Dataset rows describing interfaces:
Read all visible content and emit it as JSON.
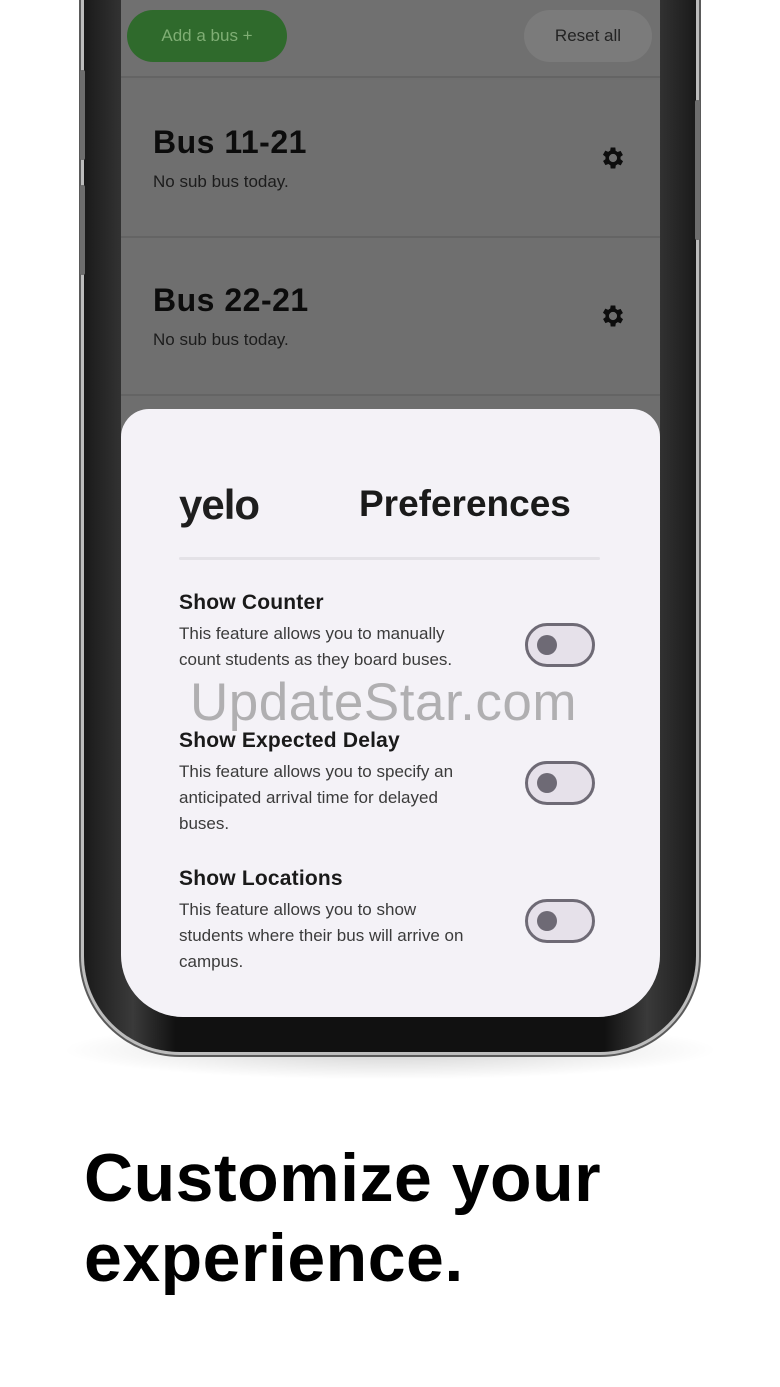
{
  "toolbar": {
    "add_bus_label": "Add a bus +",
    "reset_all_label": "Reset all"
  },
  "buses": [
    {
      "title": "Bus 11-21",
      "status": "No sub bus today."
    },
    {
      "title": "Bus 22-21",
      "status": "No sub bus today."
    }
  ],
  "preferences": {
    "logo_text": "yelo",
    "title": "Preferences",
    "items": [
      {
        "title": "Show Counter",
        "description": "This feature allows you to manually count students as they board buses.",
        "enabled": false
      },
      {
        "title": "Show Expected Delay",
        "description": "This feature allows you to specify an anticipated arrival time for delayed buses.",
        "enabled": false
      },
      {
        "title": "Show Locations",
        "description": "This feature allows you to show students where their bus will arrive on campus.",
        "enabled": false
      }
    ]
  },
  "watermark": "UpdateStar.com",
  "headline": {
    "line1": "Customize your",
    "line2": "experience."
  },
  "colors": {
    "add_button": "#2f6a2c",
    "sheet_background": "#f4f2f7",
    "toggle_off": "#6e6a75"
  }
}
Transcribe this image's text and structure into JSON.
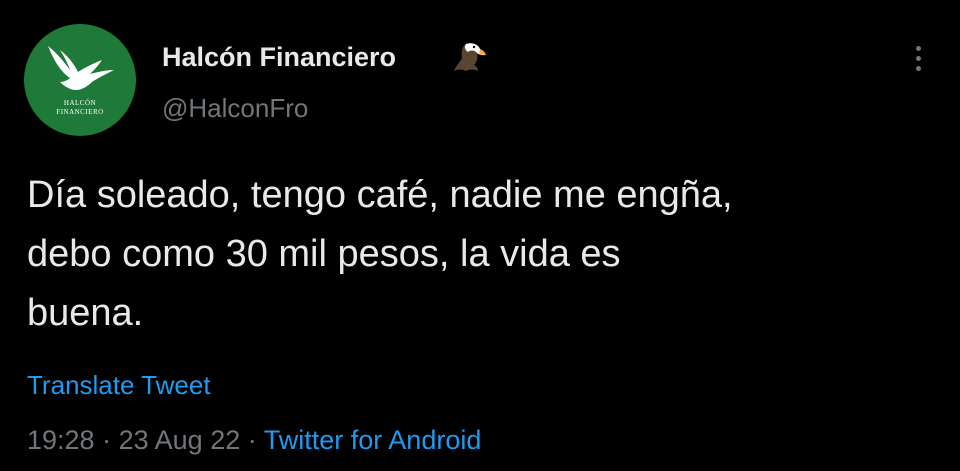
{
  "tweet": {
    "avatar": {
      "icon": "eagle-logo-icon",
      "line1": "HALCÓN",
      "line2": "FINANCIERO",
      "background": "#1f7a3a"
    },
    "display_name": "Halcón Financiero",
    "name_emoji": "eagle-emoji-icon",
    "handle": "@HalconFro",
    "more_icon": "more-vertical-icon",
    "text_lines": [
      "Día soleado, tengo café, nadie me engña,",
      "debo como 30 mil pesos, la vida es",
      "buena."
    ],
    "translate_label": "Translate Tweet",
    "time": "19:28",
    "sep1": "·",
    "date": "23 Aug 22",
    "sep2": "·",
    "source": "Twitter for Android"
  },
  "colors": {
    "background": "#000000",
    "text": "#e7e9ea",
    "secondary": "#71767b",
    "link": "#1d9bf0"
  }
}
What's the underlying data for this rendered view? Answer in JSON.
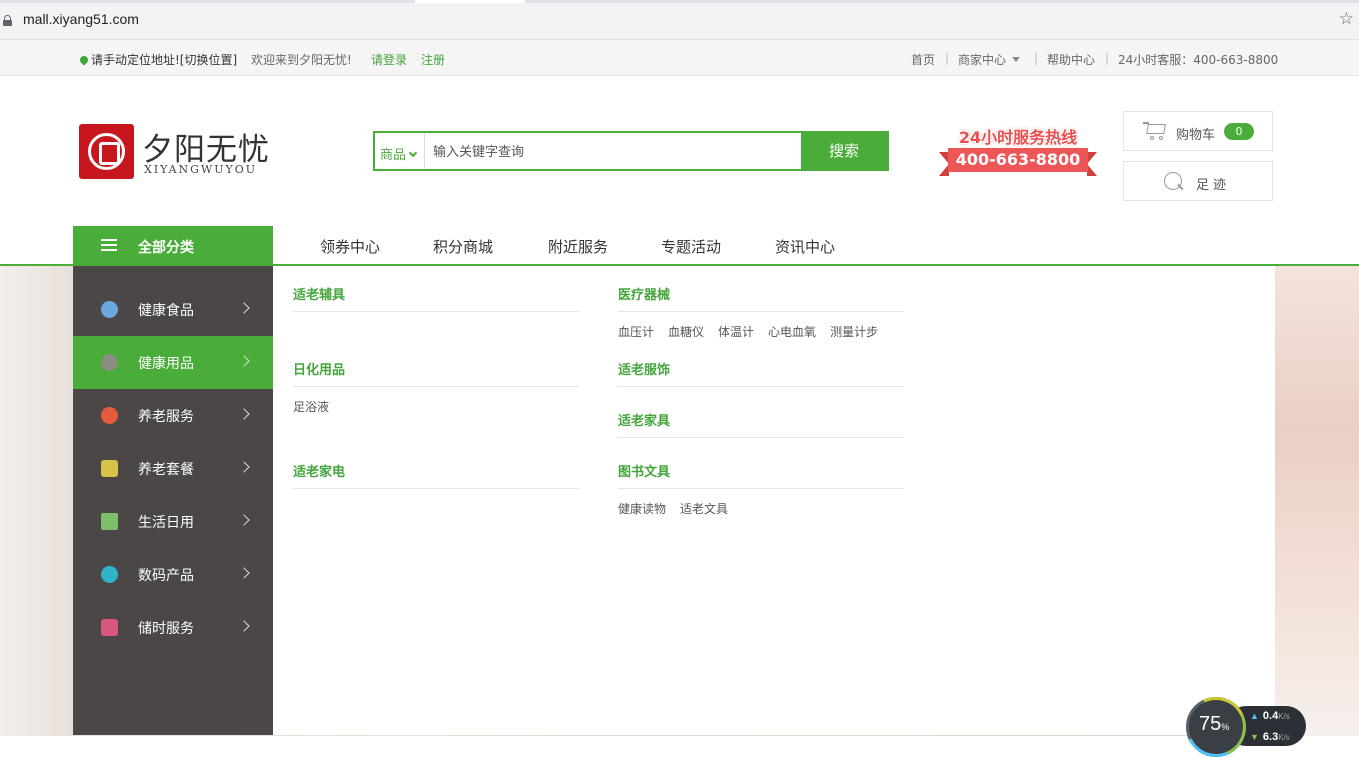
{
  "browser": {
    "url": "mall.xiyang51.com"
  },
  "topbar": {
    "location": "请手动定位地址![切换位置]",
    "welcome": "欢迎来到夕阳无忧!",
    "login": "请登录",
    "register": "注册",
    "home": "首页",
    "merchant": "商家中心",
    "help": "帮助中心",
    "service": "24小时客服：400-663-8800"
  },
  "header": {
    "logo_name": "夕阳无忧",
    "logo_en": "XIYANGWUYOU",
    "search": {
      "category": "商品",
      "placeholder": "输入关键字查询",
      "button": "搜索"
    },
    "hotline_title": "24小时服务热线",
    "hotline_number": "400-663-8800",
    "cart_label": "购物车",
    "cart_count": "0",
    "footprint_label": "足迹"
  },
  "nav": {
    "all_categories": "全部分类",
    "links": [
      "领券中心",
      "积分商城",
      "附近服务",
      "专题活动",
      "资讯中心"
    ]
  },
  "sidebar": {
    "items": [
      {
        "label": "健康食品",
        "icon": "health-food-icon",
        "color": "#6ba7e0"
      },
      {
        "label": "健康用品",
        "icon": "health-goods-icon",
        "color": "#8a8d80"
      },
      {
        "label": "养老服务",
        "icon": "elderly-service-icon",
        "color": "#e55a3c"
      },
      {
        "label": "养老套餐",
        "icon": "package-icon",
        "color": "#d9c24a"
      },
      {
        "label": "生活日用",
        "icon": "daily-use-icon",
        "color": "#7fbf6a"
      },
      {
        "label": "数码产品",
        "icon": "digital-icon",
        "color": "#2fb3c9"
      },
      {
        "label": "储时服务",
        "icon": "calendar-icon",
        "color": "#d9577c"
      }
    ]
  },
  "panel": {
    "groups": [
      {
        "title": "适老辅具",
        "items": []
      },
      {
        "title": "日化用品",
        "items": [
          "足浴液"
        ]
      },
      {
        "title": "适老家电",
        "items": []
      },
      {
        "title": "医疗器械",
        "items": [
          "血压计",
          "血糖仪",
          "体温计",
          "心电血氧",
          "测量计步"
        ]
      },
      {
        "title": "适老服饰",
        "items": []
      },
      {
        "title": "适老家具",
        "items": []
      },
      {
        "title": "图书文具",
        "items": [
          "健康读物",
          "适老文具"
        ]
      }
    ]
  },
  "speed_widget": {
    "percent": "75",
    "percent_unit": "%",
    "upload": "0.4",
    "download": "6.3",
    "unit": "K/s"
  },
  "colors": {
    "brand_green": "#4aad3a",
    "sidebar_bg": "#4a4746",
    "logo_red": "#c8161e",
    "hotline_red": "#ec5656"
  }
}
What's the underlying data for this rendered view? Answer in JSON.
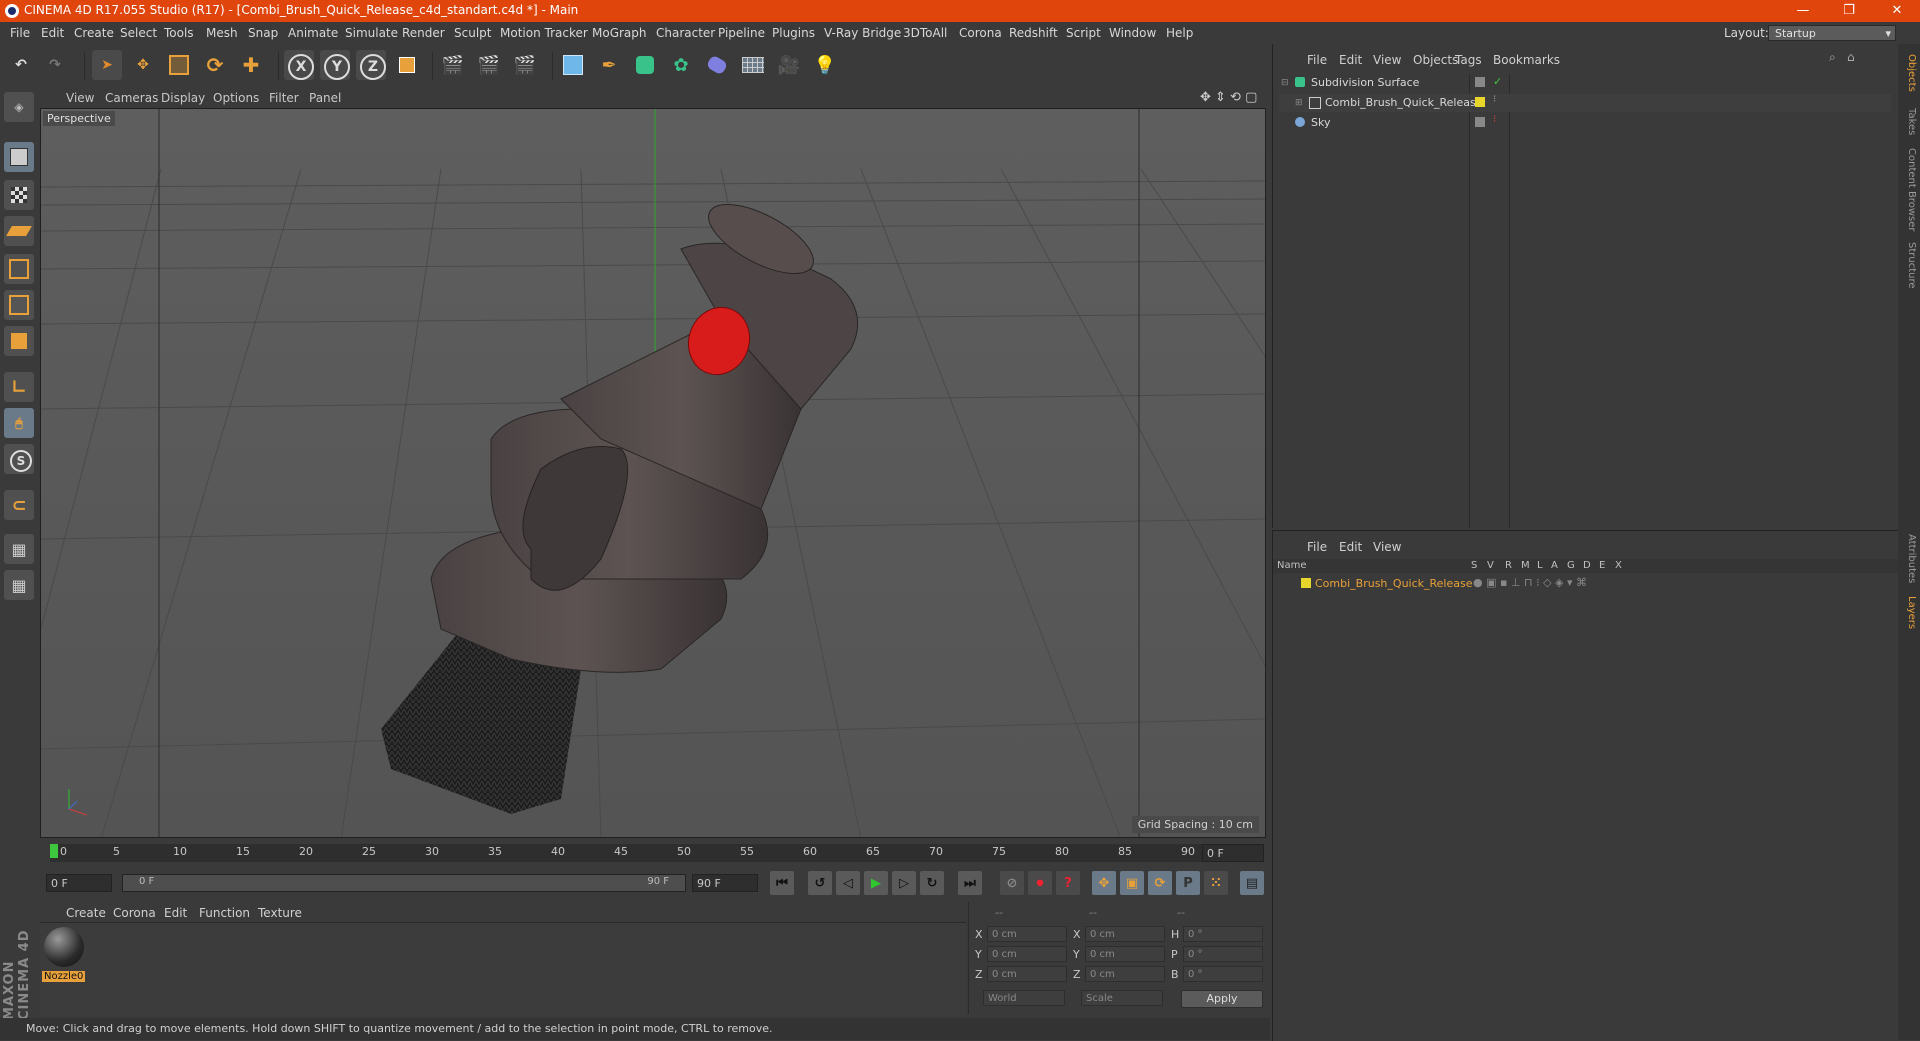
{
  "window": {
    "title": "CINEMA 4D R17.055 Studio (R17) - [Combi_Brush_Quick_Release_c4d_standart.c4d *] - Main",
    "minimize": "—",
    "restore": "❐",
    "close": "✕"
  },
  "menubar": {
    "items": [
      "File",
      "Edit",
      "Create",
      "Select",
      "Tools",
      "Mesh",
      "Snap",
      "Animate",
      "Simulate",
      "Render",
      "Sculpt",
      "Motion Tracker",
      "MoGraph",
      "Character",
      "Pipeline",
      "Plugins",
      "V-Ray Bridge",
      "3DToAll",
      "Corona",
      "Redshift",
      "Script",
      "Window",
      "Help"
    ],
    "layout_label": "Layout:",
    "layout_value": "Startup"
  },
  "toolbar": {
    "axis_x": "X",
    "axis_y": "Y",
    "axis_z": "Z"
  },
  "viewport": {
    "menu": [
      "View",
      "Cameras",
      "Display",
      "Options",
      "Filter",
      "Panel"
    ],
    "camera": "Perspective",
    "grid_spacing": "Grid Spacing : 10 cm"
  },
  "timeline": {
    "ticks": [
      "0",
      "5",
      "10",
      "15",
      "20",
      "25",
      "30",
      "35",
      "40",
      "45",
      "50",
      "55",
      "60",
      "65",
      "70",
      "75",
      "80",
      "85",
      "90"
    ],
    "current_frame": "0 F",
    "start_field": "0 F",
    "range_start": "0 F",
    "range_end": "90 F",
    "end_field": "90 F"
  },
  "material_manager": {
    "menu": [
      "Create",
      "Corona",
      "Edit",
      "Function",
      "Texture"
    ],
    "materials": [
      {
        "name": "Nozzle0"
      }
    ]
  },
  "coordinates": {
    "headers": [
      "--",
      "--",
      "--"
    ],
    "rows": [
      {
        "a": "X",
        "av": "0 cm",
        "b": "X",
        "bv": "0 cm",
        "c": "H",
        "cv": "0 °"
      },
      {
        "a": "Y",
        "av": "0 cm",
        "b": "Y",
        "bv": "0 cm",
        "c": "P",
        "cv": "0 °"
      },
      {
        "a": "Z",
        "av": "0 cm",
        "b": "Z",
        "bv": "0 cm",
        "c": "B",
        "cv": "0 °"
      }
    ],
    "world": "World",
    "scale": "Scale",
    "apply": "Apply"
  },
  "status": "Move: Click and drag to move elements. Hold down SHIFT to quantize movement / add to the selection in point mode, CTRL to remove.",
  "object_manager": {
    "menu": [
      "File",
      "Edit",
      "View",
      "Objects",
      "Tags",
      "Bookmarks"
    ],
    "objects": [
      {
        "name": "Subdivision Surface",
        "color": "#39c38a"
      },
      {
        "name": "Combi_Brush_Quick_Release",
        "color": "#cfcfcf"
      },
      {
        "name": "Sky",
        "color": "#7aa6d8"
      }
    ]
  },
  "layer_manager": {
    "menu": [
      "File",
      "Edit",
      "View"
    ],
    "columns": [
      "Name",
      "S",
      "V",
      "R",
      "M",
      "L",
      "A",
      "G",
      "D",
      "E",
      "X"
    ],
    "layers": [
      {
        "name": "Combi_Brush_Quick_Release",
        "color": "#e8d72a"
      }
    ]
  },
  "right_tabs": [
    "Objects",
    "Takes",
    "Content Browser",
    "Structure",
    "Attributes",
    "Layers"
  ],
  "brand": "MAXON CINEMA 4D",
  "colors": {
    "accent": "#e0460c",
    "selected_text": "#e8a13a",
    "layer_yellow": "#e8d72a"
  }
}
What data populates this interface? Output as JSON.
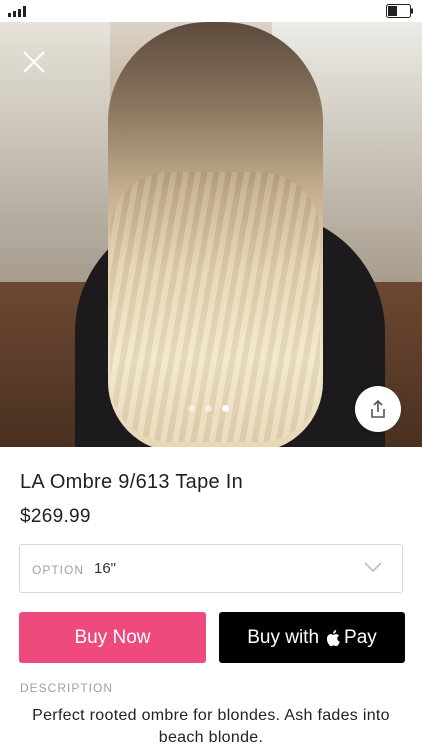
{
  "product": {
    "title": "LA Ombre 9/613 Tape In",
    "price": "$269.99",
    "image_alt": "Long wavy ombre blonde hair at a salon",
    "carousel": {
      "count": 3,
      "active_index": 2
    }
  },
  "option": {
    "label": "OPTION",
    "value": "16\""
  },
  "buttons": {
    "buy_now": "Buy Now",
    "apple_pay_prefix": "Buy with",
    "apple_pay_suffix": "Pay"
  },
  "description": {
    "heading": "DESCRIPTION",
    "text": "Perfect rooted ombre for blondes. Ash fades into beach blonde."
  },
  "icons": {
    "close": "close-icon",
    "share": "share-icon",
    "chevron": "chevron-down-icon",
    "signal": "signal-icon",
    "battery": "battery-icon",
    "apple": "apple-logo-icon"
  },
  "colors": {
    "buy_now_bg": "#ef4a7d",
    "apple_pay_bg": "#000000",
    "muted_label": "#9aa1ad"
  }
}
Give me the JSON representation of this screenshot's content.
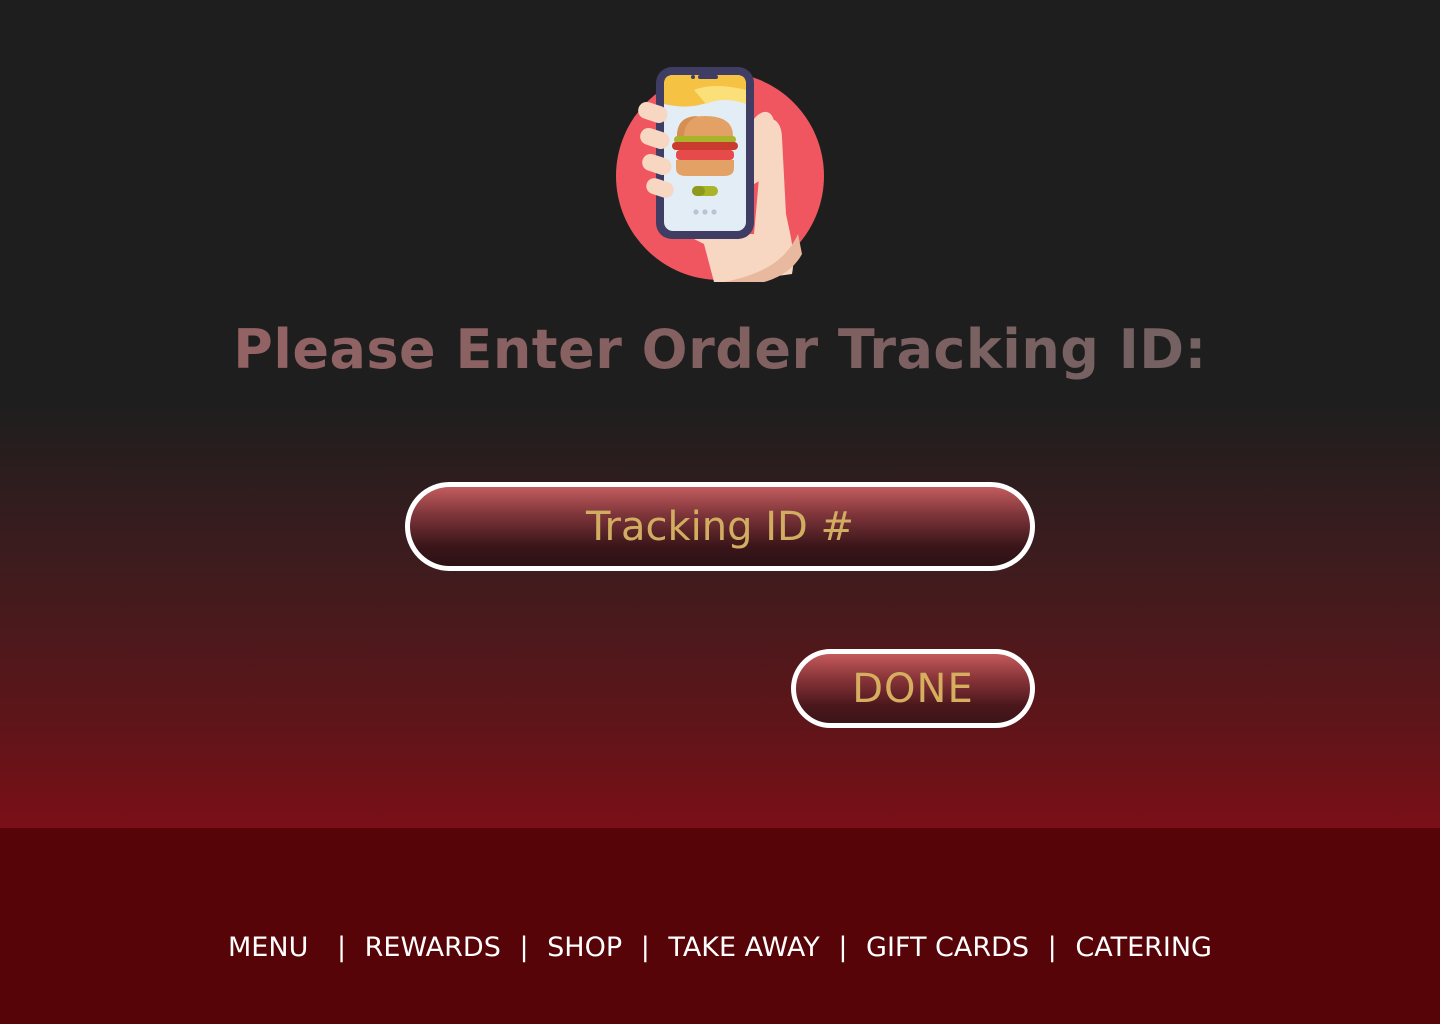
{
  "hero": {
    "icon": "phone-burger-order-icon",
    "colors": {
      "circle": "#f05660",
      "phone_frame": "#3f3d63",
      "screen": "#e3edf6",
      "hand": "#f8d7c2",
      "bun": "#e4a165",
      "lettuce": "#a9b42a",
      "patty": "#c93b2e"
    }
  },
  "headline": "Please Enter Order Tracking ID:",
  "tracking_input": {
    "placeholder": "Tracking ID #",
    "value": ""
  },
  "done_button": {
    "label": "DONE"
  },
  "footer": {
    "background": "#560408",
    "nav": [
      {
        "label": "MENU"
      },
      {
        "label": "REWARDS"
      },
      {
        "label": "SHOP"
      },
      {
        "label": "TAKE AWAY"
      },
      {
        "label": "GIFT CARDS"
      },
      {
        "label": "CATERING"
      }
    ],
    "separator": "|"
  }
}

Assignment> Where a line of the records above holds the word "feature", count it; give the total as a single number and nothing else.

Exercise output> 3